### Element data from apps and pages
========
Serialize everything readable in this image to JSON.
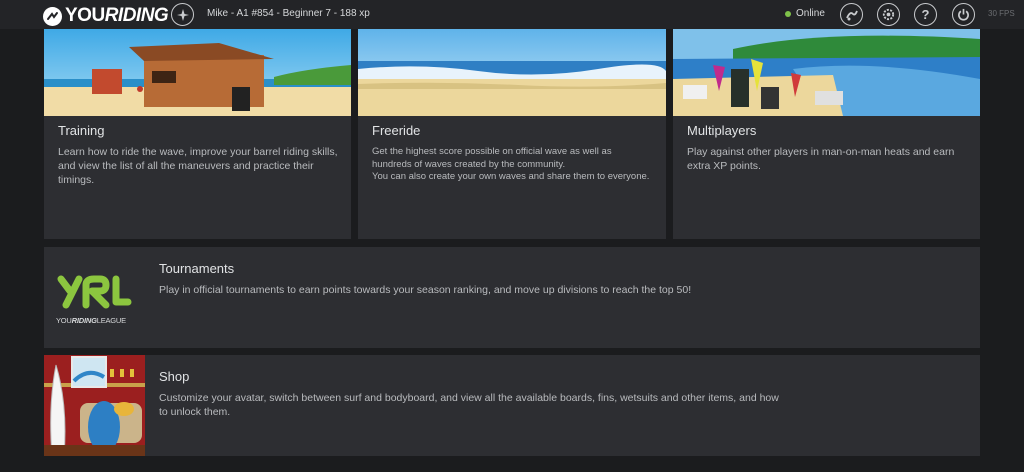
{
  "topbar": {
    "brand_part1": "YOU",
    "brand_part2": "RIDING",
    "profile": "Mike - A1 #854 - Beginner 7 - 188 xp",
    "status": "Online",
    "status_color": "#7fc24a",
    "fps": "30 FPS",
    "icons": [
      "profile-icon",
      "skills-icon",
      "gear-icon",
      "help-icon",
      "power-icon"
    ]
  },
  "cards": {
    "training": {
      "title": "Training",
      "desc": "Learn how to ride the wave, improve your barrel riding skills, and view the list of all the maneuvers and practice their timings."
    },
    "freeride": {
      "title": "Freeride",
      "desc1": "Get the highest score possible on official wave as well as hundreds of waves created by the community.",
      "desc2": "You can also create your own waves and share them to everyone."
    },
    "multiplayers": {
      "title": "Multiplayers",
      "desc": "Play against other players in man-on-man heats and earn extra XP points."
    },
    "tournaments": {
      "title": "Tournaments",
      "desc": "Play in official tournaments to earn points towards your season ranking, and move up divisions to reach the top 50!",
      "logo_text_1": "YOU",
      "logo_text_2": "RIDING",
      "logo_text_3": "LEAGUE",
      "logo_color": "#8cc63f"
    },
    "shop": {
      "title": "Shop",
      "desc": "Customize your avatar, switch between surf and bodyboard, and view all the available boards, fins, wetsuits and other items, and how to unlock them."
    }
  }
}
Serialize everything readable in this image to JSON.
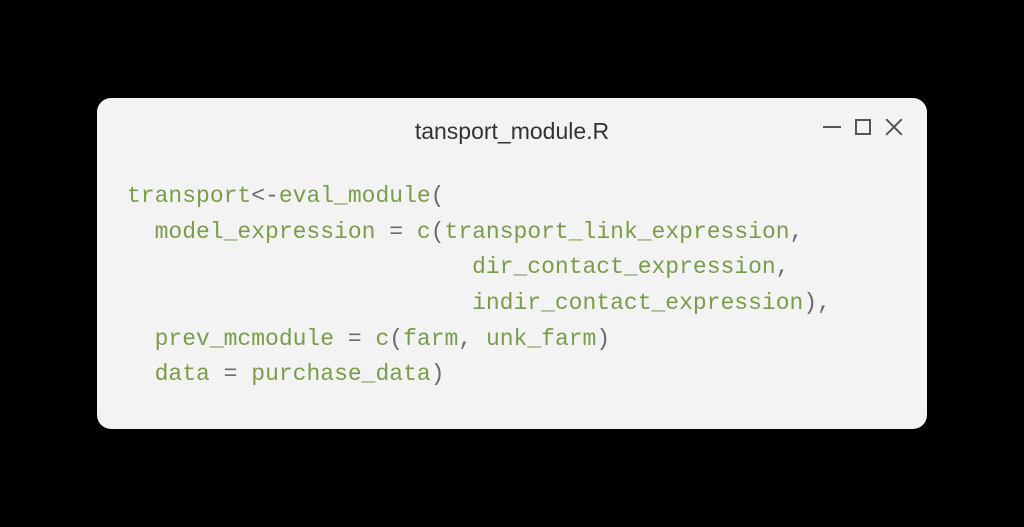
{
  "window": {
    "title": "tansport_module.R"
  },
  "code": {
    "l1": {
      "t1": "transport",
      "t2": "<-",
      "t3": "eval_module",
      "t4": "("
    },
    "l2": {
      "t1": "  model_expression",
      "t2": " ",
      "t3": "=",
      "t4": " ",
      "t5": "c",
      "t6": "(",
      "t7": "transport_link_expression",
      "t8": ","
    },
    "l3": {
      "t1": "                         ",
      "t2": "dir_contact_expression",
      "t3": ","
    },
    "l4": {
      "t1": "                         ",
      "t2": "indir_contact_expression",
      "t3": "),"
    },
    "l5": {
      "t1": "  prev_mcmodule",
      "t2": " ",
      "t3": "=",
      "t4": " ",
      "t5": "c",
      "t6": "(",
      "t7": "farm",
      "t8": ", ",
      "t9": "unk_farm",
      "t10": ")"
    },
    "l6": {
      "t1": "  data",
      "t2": " ",
      "t3": "=",
      "t4": " ",
      "t5": "purchase_data",
      "t6": ")"
    }
  }
}
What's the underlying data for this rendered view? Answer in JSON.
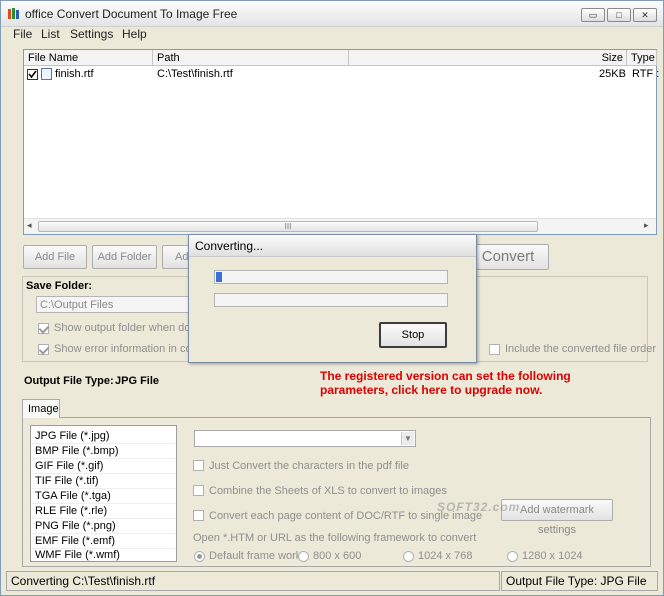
{
  "window": {
    "title": "office Convert Document To Image Free",
    "min_btn": "▭",
    "max_btn": "□",
    "close_btn": "✕"
  },
  "menu": [
    "File",
    "List",
    "Settings",
    "Help"
  ],
  "list": {
    "headers": {
      "name": "File Name",
      "path": "Path",
      "size": "Size",
      "type": "Type"
    },
    "rows": [
      {
        "name": "finish.rtf",
        "path": "C:\\Test\\finish.rtf",
        "size": "25KB",
        "type": "RTF :"
      }
    ],
    "scroll_grip": "III"
  },
  "buttons": {
    "add_file": "Add File",
    "add_folder": "Add Folder",
    "add_partial": "Ad",
    "convert": "Convert"
  },
  "save": {
    "label": "Save Folder:",
    "path": "C:\\Output Files",
    "show_output": "Show output folder when done",
    "show_error": "Show error information in convers",
    "include_order": "Include the converted file order"
  },
  "output": {
    "label": "Output File Type:",
    "value": "JPG File",
    "promo_line1": "The registered version can set the following",
    "promo_line2": "parameters, click here to upgrade now."
  },
  "tabs": [
    "Image"
  ],
  "file_types": [
    "JPG File  (*.jpg)",
    "BMP File  (*.bmp)",
    "GIF File  (*.gif)",
    "TIF File  (*.tif)",
    "TGA File  (*.tga)",
    "RLE File  (*.rle)",
    "PNG File  (*.png)",
    "EMF File  (*.emf)",
    "WMF File  (*.wmf)"
  ],
  "options": {
    "just_convert": "Just Convert the characters in the pdf file",
    "combine_sheets": "Combine the Sheets of XLS to convert to images",
    "each_page": "Convert each page content of DOC/RTF to single image",
    "watermark_btn": "Add watermark settings",
    "open_htm": "Open *.HTM or URL as the following framework to convert",
    "radios": [
      "Default frame work",
      "800 x 600",
      "1024 x 768",
      "1280 x 1024"
    ]
  },
  "watermark_overlay": "SOFT32.com",
  "dialog": {
    "title": "Converting...",
    "progress1": 0.02,
    "progress2": 0,
    "stop": "Stop"
  },
  "status": {
    "left": "Converting  C:\\Test\\finish.rtf",
    "right": "Output File Type:  JPG File"
  },
  "colors": {
    "promo": "#e00000",
    "progress_fill": "#3a6fd8"
  }
}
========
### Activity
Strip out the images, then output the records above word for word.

### Exercise answer
Serialize everything readable in this image to JSON.
{
  "topbar": {
    "brand_part1": "YOU",
    "brand_part2": "RIDING",
    "profile": "Mike - A1 #854 - Beginner 7 - 188 xp",
    "status": "Online",
    "status_color": "#7fc24a",
    "fps": "30 FPS",
    "icons": [
      "profile-icon",
      "skills-icon",
      "gear-icon",
      "help-icon",
      "power-icon"
    ]
  },
  "cards": {
    "training": {
      "title": "Training",
      "desc": "Learn how to ride the wave, improve your barrel riding skills, and view the list of all the maneuvers and practice their timings."
    },
    "freeride": {
      "title": "Freeride",
      "desc1": "Get the highest score possible on official wave as well as hundreds of waves created by the community.",
      "desc2": "You can also create your own waves and share them to everyone."
    },
    "multiplayers": {
      "title": "Multiplayers",
      "desc": "Play against other players in man-on-man heats and earn extra XP points."
    },
    "tournaments": {
      "title": "Tournaments",
      "desc": "Play in official tournaments to earn points towards your season ranking, and move up divisions to reach the top 50!",
      "logo_text_1": "YOU",
      "logo_text_2": "RIDING",
      "logo_text_3": "LEAGUE",
      "logo_color": "#8cc63f"
    },
    "shop": {
      "title": "Shop",
      "desc": "Customize your avatar, switch between surf and bodyboard, and view all the available boards, fins, wetsuits and other items, and how to unlock them."
    }
  }
}
Serialize everything readable in this image to JSON.
{
  "window": {
    "title": "tansport_module.R"
  },
  "code": {
    "l1": {
      "t1": "transport",
      "t2": "<-",
      "t3": "eval_module",
      "t4": "("
    },
    "l2": {
      "t1": "  model_expression",
      "t2": " ",
      "t3": "=",
      "t4": " ",
      "t5": "c",
      "t6": "(",
      "t7": "transport_link_expression",
      "t8": ","
    },
    "l3": {
      "t1": "                         ",
      "t2": "dir_contact_expression",
      "t3": ","
    },
    "l4": {
      "t1": "                         ",
      "t2": "indir_contact_expression",
      "t3": "),"
    },
    "l5": {
      "t1": "  prev_mcmodule",
      "t2": " ",
      "t3": "=",
      "t4": " ",
      "t5": "c",
      "t6": "(",
      "t7": "farm",
      "t8": ", ",
      "t9": "unk_farm",
      "t10": ")"
    },
    "l6": {
      "t1": "  data",
      "t2": " ",
      "t3": "=",
      "t4": " ",
      "t5": "purchase_data",
      "t6": ")"
    }
  }
}
What's the underlying data for this rendered view? Answer in JSON.
{
  "window": {
    "title": "office Convert Document To Image Free",
    "min_btn": "▭",
    "max_btn": "□",
    "close_btn": "✕"
  },
  "menu": [
    "File",
    "List",
    "Settings",
    "Help"
  ],
  "list": {
    "headers": {
      "name": "File Name",
      "path": "Path",
      "size": "Size",
      "type": "Type"
    },
    "rows": [
      {
        "name": "finish.rtf",
        "path": "C:\\Test\\finish.rtf",
        "size": "25KB",
        "type": "RTF :"
      }
    ],
    "scroll_grip": "III"
  },
  "buttons": {
    "add_file": "Add File",
    "add_folder": "Add Folder",
    "add_partial": "Ad",
    "convert": "Convert"
  },
  "save": {
    "label": "Save Folder:",
    "path": "C:\\Output Files",
    "show_output": "Show output folder when done",
    "show_error": "Show error information in convers",
    "include_order": "Include the converted file order"
  },
  "output": {
    "label": "Output File Type:",
    "value": "JPG File",
    "promo_line1": "The registered version can set the following",
    "promo_line2": "parameters, click here to upgrade now."
  },
  "tabs": [
    "Image"
  ],
  "file_types": [
    "JPG File  (*.jpg)",
    "BMP File  (*.bmp)",
    "GIF File  (*.gif)",
    "TIF File  (*.tif)",
    "TGA File  (*.tga)",
    "RLE File  (*.rle)",
    "PNG File  (*.png)",
    "EMF File  (*.emf)",
    "WMF File  (*.wmf)"
  ],
  "options": {
    "just_convert": "Just Convert the characters in the pdf file",
    "combine_sheets": "Combine the Sheets of XLS to convert to images",
    "each_page": "Convert each page content of DOC/RTF to single image",
    "watermark_btn": "Add watermark settings",
    "open_htm": "Open *.HTM or URL as the following framework to convert",
    "radios": [
      "Default frame work",
      "800 x 600",
      "1024 x 768",
      "1280 x 1024"
    ]
  },
  "watermark_overlay": "SOFT32.com",
  "dialog": {
    "title": "Converting...",
    "progress1": 0.02,
    "progress2": 0,
    "stop": "Stop"
  },
  "status": {
    "left": "Converting  C:\\Test\\finish.rtf",
    "right": "Output File Type:  JPG File"
  },
  "colors": {
    "promo": "#e00000",
    "progress_fill": "#3a6fd8"
  }
}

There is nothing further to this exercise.